Senate Democrats


Washington, DCSenate Democratic Leader Harry Reid issued the following statement on President Bush’s speech tonight on comprehensive immigration reform. A fact check on the President’s record on immigration is attached below.

“We need a long-term strategy to fix our broken immigration system. Congress must pass comprehensive immigration reform to secure our borders, enforce our laws, and bring 12 million undocumented immigrants out of the shadows. The president got off to a good start tonight, but now he must stand up to right-wing members of his own party who are working to block Senate action. He should denounce the misguided approach of House Republicans, and exercise his leadership to get the job done.”


FACT CHECK: President Bush

Bush Called on Congress to Fund Manpower Improvements. “Tonight I am calling on Congress to provide funding for dramatic improvements in manpower and technology at the border.” [5/15/06]

– FACT: It Was Bush’s Budget That Prevented Border Patrol Agents from Being Deployed. “The law signed by President Bush less than two months ago to add thousands of border patrol agents along the U.S.-Mexico border has crashed into the reality of Bush’s austere federal budget proposal, officials said Tuesday. Officially approved by Bush on Dec. 17 after extensive bickering in Congress, the National Intelligence Reform Act included the requirement to add 10,000 border patrol agents in the five years beginning with 2006. Roughly 80 percent of the agents were to patrol the southern U.S. border from Texas to California, along which thousands of people cross into the United States illegally every year.
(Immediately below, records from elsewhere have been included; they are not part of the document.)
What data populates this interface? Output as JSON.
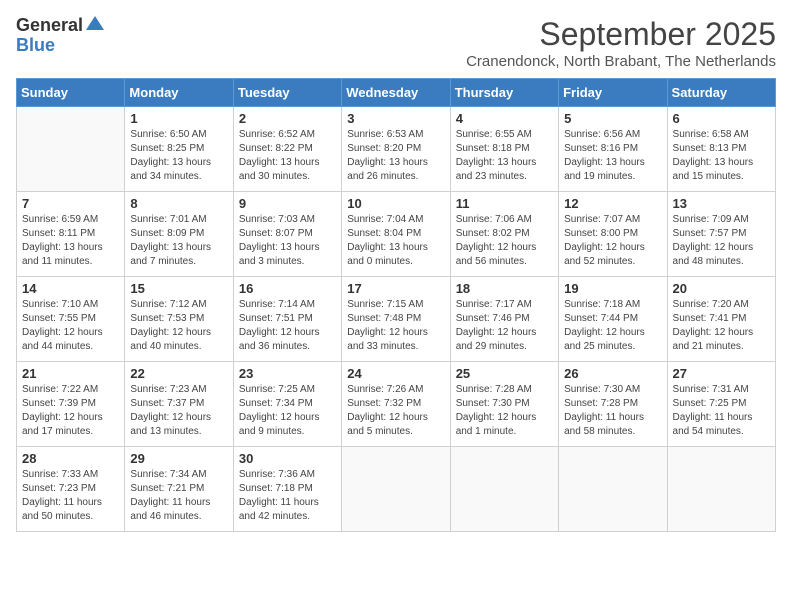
{
  "logo": {
    "general": "General",
    "blue": "Blue"
  },
  "title": "September 2025",
  "location": "Cranendonck, North Brabant, The Netherlands",
  "days_of_week": [
    "Sunday",
    "Monday",
    "Tuesday",
    "Wednesday",
    "Thursday",
    "Friday",
    "Saturday"
  ],
  "weeks": [
    [
      {
        "day": "",
        "info": ""
      },
      {
        "day": "1",
        "info": "Sunrise: 6:50 AM\nSunset: 8:25 PM\nDaylight: 13 hours\nand 34 minutes."
      },
      {
        "day": "2",
        "info": "Sunrise: 6:52 AM\nSunset: 8:22 PM\nDaylight: 13 hours\nand 30 minutes."
      },
      {
        "day": "3",
        "info": "Sunrise: 6:53 AM\nSunset: 8:20 PM\nDaylight: 13 hours\nand 26 minutes."
      },
      {
        "day": "4",
        "info": "Sunrise: 6:55 AM\nSunset: 8:18 PM\nDaylight: 13 hours\nand 23 minutes."
      },
      {
        "day": "5",
        "info": "Sunrise: 6:56 AM\nSunset: 8:16 PM\nDaylight: 13 hours\nand 19 minutes."
      },
      {
        "day": "6",
        "info": "Sunrise: 6:58 AM\nSunset: 8:13 PM\nDaylight: 13 hours\nand 15 minutes."
      }
    ],
    [
      {
        "day": "7",
        "info": "Sunrise: 6:59 AM\nSunset: 8:11 PM\nDaylight: 13 hours\nand 11 minutes."
      },
      {
        "day": "8",
        "info": "Sunrise: 7:01 AM\nSunset: 8:09 PM\nDaylight: 13 hours\nand 7 minutes."
      },
      {
        "day": "9",
        "info": "Sunrise: 7:03 AM\nSunset: 8:07 PM\nDaylight: 13 hours\nand 3 minutes."
      },
      {
        "day": "10",
        "info": "Sunrise: 7:04 AM\nSunset: 8:04 PM\nDaylight: 13 hours\nand 0 minutes."
      },
      {
        "day": "11",
        "info": "Sunrise: 7:06 AM\nSunset: 8:02 PM\nDaylight: 12 hours\nand 56 minutes."
      },
      {
        "day": "12",
        "info": "Sunrise: 7:07 AM\nSunset: 8:00 PM\nDaylight: 12 hours\nand 52 minutes."
      },
      {
        "day": "13",
        "info": "Sunrise: 7:09 AM\nSunset: 7:57 PM\nDaylight: 12 hours\nand 48 minutes."
      }
    ],
    [
      {
        "day": "14",
        "info": "Sunrise: 7:10 AM\nSunset: 7:55 PM\nDaylight: 12 hours\nand 44 minutes."
      },
      {
        "day": "15",
        "info": "Sunrise: 7:12 AM\nSunset: 7:53 PM\nDaylight: 12 hours\nand 40 minutes."
      },
      {
        "day": "16",
        "info": "Sunrise: 7:14 AM\nSunset: 7:51 PM\nDaylight: 12 hours\nand 36 minutes."
      },
      {
        "day": "17",
        "info": "Sunrise: 7:15 AM\nSunset: 7:48 PM\nDaylight: 12 hours\nand 33 minutes."
      },
      {
        "day": "18",
        "info": "Sunrise: 7:17 AM\nSunset: 7:46 PM\nDaylight: 12 hours\nand 29 minutes."
      },
      {
        "day": "19",
        "info": "Sunrise: 7:18 AM\nSunset: 7:44 PM\nDaylight: 12 hours\nand 25 minutes."
      },
      {
        "day": "20",
        "info": "Sunrise: 7:20 AM\nSunset: 7:41 PM\nDaylight: 12 hours\nand 21 minutes."
      }
    ],
    [
      {
        "day": "21",
        "info": "Sunrise: 7:22 AM\nSunset: 7:39 PM\nDaylight: 12 hours\nand 17 minutes."
      },
      {
        "day": "22",
        "info": "Sunrise: 7:23 AM\nSunset: 7:37 PM\nDaylight: 12 hours\nand 13 minutes."
      },
      {
        "day": "23",
        "info": "Sunrise: 7:25 AM\nSunset: 7:34 PM\nDaylight: 12 hours\nand 9 minutes."
      },
      {
        "day": "24",
        "info": "Sunrise: 7:26 AM\nSunset: 7:32 PM\nDaylight: 12 hours\nand 5 minutes."
      },
      {
        "day": "25",
        "info": "Sunrise: 7:28 AM\nSunset: 7:30 PM\nDaylight: 12 hours\nand 1 minute."
      },
      {
        "day": "26",
        "info": "Sunrise: 7:30 AM\nSunset: 7:28 PM\nDaylight: 11 hours\nand 58 minutes."
      },
      {
        "day": "27",
        "info": "Sunrise: 7:31 AM\nSunset: 7:25 PM\nDaylight: 11 hours\nand 54 minutes."
      }
    ],
    [
      {
        "day": "28",
        "info": "Sunrise: 7:33 AM\nSunset: 7:23 PM\nDaylight: 11 hours\nand 50 minutes."
      },
      {
        "day": "29",
        "info": "Sunrise: 7:34 AM\nSunset: 7:21 PM\nDaylight: 11 hours\nand 46 minutes."
      },
      {
        "day": "30",
        "info": "Sunrise: 7:36 AM\nSunset: 7:18 PM\nDaylight: 11 hours\nand 42 minutes."
      },
      {
        "day": "",
        "info": ""
      },
      {
        "day": "",
        "info": ""
      },
      {
        "day": "",
        "info": ""
      },
      {
        "day": "",
        "info": ""
      }
    ]
  ]
}
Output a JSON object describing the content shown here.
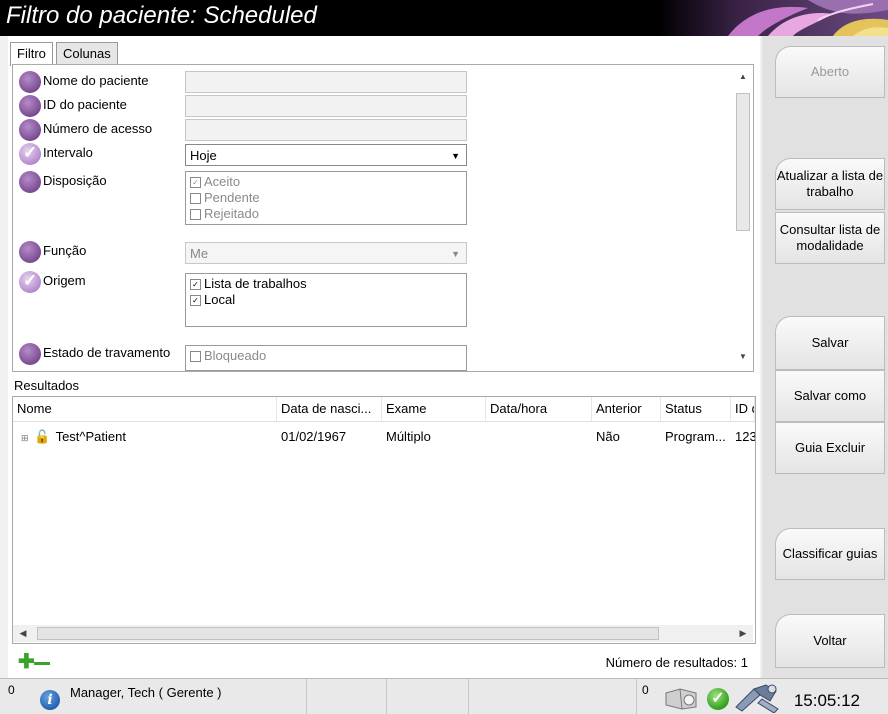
{
  "window": {
    "title": "Filtro do paciente: Scheduled"
  },
  "tabs": [
    {
      "label": "Filtro",
      "active": true
    },
    {
      "label": "Colunas",
      "active": false
    }
  ],
  "filters": {
    "patient_name": {
      "label": "Nome do paciente",
      "value": ""
    },
    "patient_id": {
      "label": "ID do paciente",
      "value": ""
    },
    "accession": {
      "label": "Número de acesso",
      "value": ""
    },
    "interval": {
      "label": "Intervalo",
      "value": "Hoje",
      "checked": true
    },
    "disposition": {
      "label": "Disposição",
      "options": [
        {
          "label": "Aceito",
          "checked": true
        },
        {
          "label": "Pendente",
          "checked": false
        },
        {
          "label": "Rejeitado",
          "checked": false
        }
      ]
    },
    "function": {
      "label": "Função",
      "value": "Me"
    },
    "origin": {
      "label": "Origem",
      "checked": true,
      "options": [
        {
          "label": "Lista de trabalhos",
          "checked": true
        },
        {
          "label": "Local",
          "checked": true
        }
      ]
    },
    "lock_state": {
      "label": "Estado de travamento",
      "option": "Bloqueado"
    }
  },
  "results": {
    "group_label": "Resultados",
    "columns": [
      "Nome",
      "Data de nasci...",
      "Exame",
      "Data/hora",
      "Anterior",
      "Status",
      "ID d"
    ],
    "rows": [
      {
        "name": "Test^Patient",
        "dob": "01/02/1967",
        "exam": "Múltiplo",
        "datetime": "",
        "prior": "Não",
        "status": "Program...",
        "id": "123"
      }
    ],
    "count_label": "Número de resultados: 1"
  },
  "sidebar": {
    "open": "Aberto",
    "refresh": "Atualizar a lista de trabalho",
    "query": "Consultar lista de modalidade",
    "save": "Salvar",
    "save_as": "Salvar como",
    "delete_tab": "Guia Excluir",
    "sort_tabs": "Classificar guias",
    "back": "Voltar"
  },
  "statusbar": {
    "left_count": "0",
    "user": "Manager, Tech ( Gerente )",
    "right_count": "0",
    "clock": "15:05:12"
  },
  "colors": {
    "accent_purple": "#7a4c92",
    "ok_green": "#2c9b18",
    "add_green": "#3aa32a"
  }
}
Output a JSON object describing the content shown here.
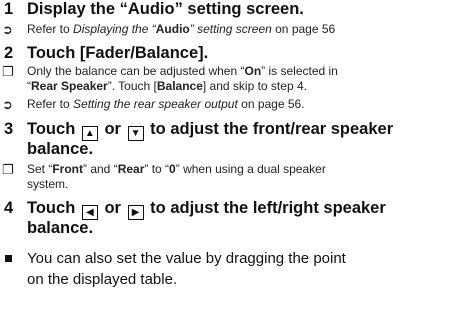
{
  "step1": {
    "num": "1",
    "title": "Display the “Audio” setting screen.",
    "ref_prefix": "Refer to ",
    "ref_italic_a": "Displaying the “",
    "ref_bold": "Audio",
    "ref_italic_b": "” setting screen",
    "ref_suffix": " on page 56"
  },
  "step2": {
    "num": "2",
    "title": "Touch [Fader/Balance].",
    "note_a": "Only the balance can be adjusted when “",
    "note_on": "On",
    "note_b": "” is selected in",
    "note_c": "“",
    "note_rear": "Rear Speaker",
    "note_d": "”. Touch [",
    "note_balance": "Balance",
    "note_e": "] and skip to step 4.",
    "ref_prefix": "Refer to ",
    "ref_italic": "Setting the rear speaker output",
    "ref_suffix": " on page 56."
  },
  "step3": {
    "num": "3",
    "touch": "Touch",
    "or": "or",
    "rest1": "to adjust the front/rear speaker",
    "rest2": "balance.",
    "up_icon": "▲",
    "down_icon": "▼",
    "note_a": "Set “",
    "note_front": "Front",
    "note_b": "” and “",
    "note_rear": "Rear",
    "note_c": "” to “",
    "note_zero": "0",
    "note_d": "” when using a dual speaker",
    "note_e": "system."
  },
  "step4": {
    "num": "4",
    "touch": "Touch",
    "or": "or",
    "rest1": "to adjust the left/right speaker",
    "rest2": "balance.",
    "left_icon": "◀",
    "right_icon": "▶"
  },
  "bullet": {
    "line1": "You can also set the value by dragging the point",
    "line2": "on the displayed table."
  },
  "icons": {
    "ref": "➲",
    "note": "❐"
  }
}
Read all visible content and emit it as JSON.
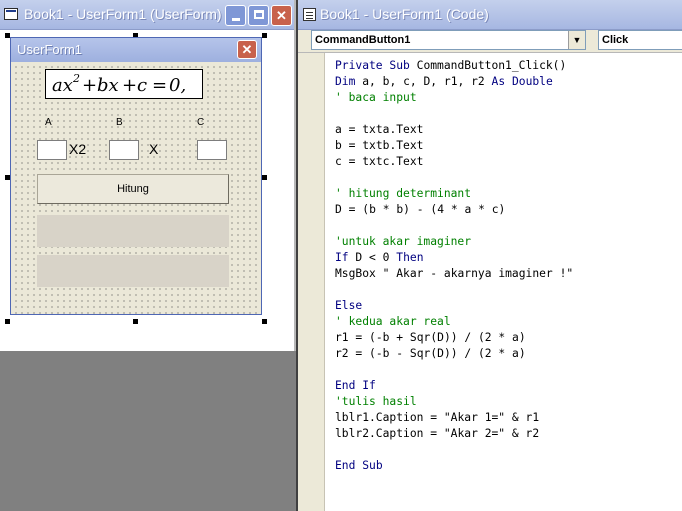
{
  "designer_window": {
    "title": "Book1 - UserForm1 (UserForm)",
    "minimize_glyph": "minimize-icon",
    "maximize_glyph": "maximize-icon",
    "close_glyph": "✕"
  },
  "userform": {
    "title": "UserForm1",
    "close_glyph": "✕",
    "equation_image": "ax² + bx + c = 0,",
    "label_a": "A",
    "label_b": "B",
    "label_c": "C",
    "suffix_x2": "X2",
    "suffix_x": "X",
    "button_label": "Hitung",
    "txta_value": "",
    "txtb_value": "",
    "txtc_value": "",
    "lblr1_caption": "",
    "lblr2_caption": ""
  },
  "code_window": {
    "title": "Book1 - UserForm1 (Code)",
    "object_combo": "CommandButton1",
    "procedure_combo": "Click",
    "combo_arrow": "▼",
    "lines": [
      {
        "text": "Private Sub CommandButton1_Click()",
        "type": "code"
      },
      {
        "text": "Dim a, b, c, D, r1, r2 As Double",
        "type": "code"
      },
      {
        "text": "' baca input",
        "type": "comment"
      },
      {
        "text": "",
        "type": "code"
      },
      {
        "text": "a = txta.Text",
        "type": "code"
      },
      {
        "text": "b = txtb.Text",
        "type": "code"
      },
      {
        "text": "c = txtc.Text",
        "type": "code"
      },
      {
        "text": "",
        "type": "code"
      },
      {
        "text": "' hitung determinant",
        "type": "comment"
      },
      {
        "text": "D = (b * b) - (4 * a * c)",
        "type": "code"
      },
      {
        "text": "",
        "type": "code"
      },
      {
        "text": "'untuk akar imaginer",
        "type": "comment"
      },
      {
        "text": "If D < 0 Then",
        "type": "code"
      },
      {
        "text": "MsgBox \" Akar - akarnya imaginer !\"",
        "type": "code"
      },
      {
        "text": "",
        "type": "code"
      },
      {
        "text": "Else",
        "type": "code"
      },
      {
        "text": "' kedua akar real",
        "type": "comment"
      },
      {
        "text": "r1 = (-b + Sqr(D)) / (2 * a)",
        "type": "code"
      },
      {
        "text": "r2 = (-b - Sqr(D)) / (2 * a)",
        "type": "code"
      },
      {
        "text": "",
        "type": "code"
      },
      {
        "text": "End If",
        "type": "code"
      },
      {
        "text": "'tulis hasil",
        "type": "comment"
      },
      {
        "text": "lblr1.Caption = \"Akar 1=\" & r1",
        "type": "code"
      },
      {
        "text": "lblr2.Caption = \"Akar 2=\" & r2",
        "type": "code"
      },
      {
        "text": "",
        "type": "code"
      },
      {
        "text": "End Sub",
        "type": "code"
      }
    ]
  },
  "colors": {
    "comment": "#008000",
    "keyword": "#000080",
    "title_gradient_top": "#c4d0ec",
    "title_gradient_bottom": "#a6b7e2",
    "form_background": "#ebe8d8",
    "empty_area": "#808080"
  }
}
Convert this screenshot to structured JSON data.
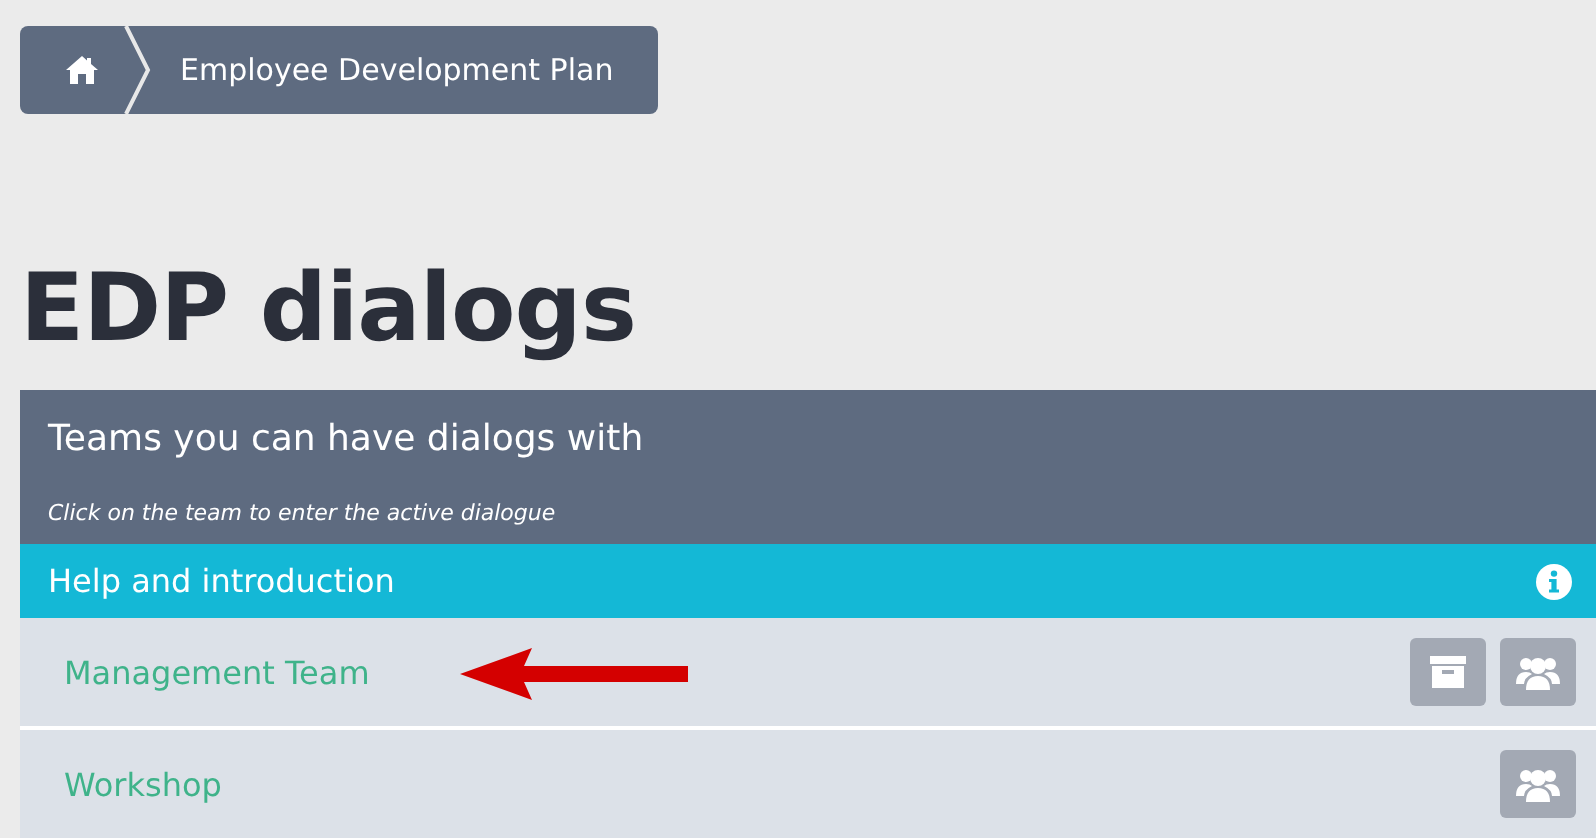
{
  "breadcrumb": {
    "items": [
      {
        "kind": "home"
      },
      {
        "kind": "text",
        "label": "Employee Development Plan"
      }
    ]
  },
  "page_title": "EDP dialogs",
  "panel": {
    "title": "Teams you can have dialogs with",
    "subtitle": "Click on the team to enter the active dialogue",
    "help_bar": {
      "label": "Help and introduction"
    },
    "rows": [
      {
        "name": "Management Team",
        "pointed_by_arrow": true,
        "actions": [
          {
            "kind": "archive"
          },
          {
            "kind": "team"
          }
        ]
      },
      {
        "name": "Workshop",
        "pointed_by_arrow": false,
        "actions": [
          {
            "kind": "team"
          }
        ]
      }
    ]
  }
}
But Bush’s proposed 2006 budget, revealed Monday, funds only 210 new border agents.” [San Francisco Chronicle, 2/9/05]

Bush Said Comprehensive Reform is Needed, But Gave Credit to the House for Passing a Republican Bill that Does Not Include Comprehensive Reform. “Tonight, I want to speak directly to Members of the House and the Senate: An immigration reform bill needs to be comprehensive, because all elements of this problem must be addressed together – or none of them will be solved at all. The House has passed an immigration bill.” [5/15/06]

– FACT: Comprehensive Reform is Being Stalled by Republicans:

– Majority Whip Blunt Opposes a Path to Citizenship for Immigrants Who Don’t First Return Home. “As the Senate returns to the immigration issue this week, House majority Whip Roy Blunt (R-MO) said House Republicans will not agree to any plan granting illegal immigrants a path to citizenship that does not require them first to return to their home countries.” [Washington Post, 5/15/06]

Majority Leader Boehner Said He is Opposed to Comprehensive Reform. “‘You can’t begin to talk about a guest worker bill until you secure the borders,’ he said on ABC’s ‘This Week with George Stephanopoulos.’ Otherwise, he said, ‘We’re going to have an endless parade of illegal immigrants here in our country.'” [Reuters 4/9/06]

– Representative Peter King Says the Senate Legislation Was the Result of Intimidation by Protesters. “The guest-worker proposal would create ‘an incentive for more illegal immigrants to come into the country,’ Republican Rep. Peter King, whose New York office will be a stop during tomorrow’s protest, said on “Fox News Sunday.” ‘The outcry in the country is about the large number of illegal immigrants, and what the Senate has done to get around that problem is to, in effect, make them legal.’ King said the Senate was ‘intimidated by having hundreds of thousands of people in the streets waving flags. But I don’t think we should pass legislation or devise legislation based on how many people you can get out into the street.'” [Pittsburgh Tribune Review, 4/10/06]

– Rep. Tom Tancredo Says House Would Reject Senate Legislation for Comprehensive Reform. “The Senate compromise would ‘offer blanket amnesty to at least 10 million illegal aliens,’ charged Rep. Tom Tancredo, R-Colo., leader of the House hard-liners. ‘By surrendering to the amnesty demands of Democrats and squishy Republicans, Frist squandered a great opportunity to secure our borders,’ Tancredo said. ‘The Senate amnesty deal is miserable public policy that will be rejected by the House.'” [Denver Post, 4/7/06]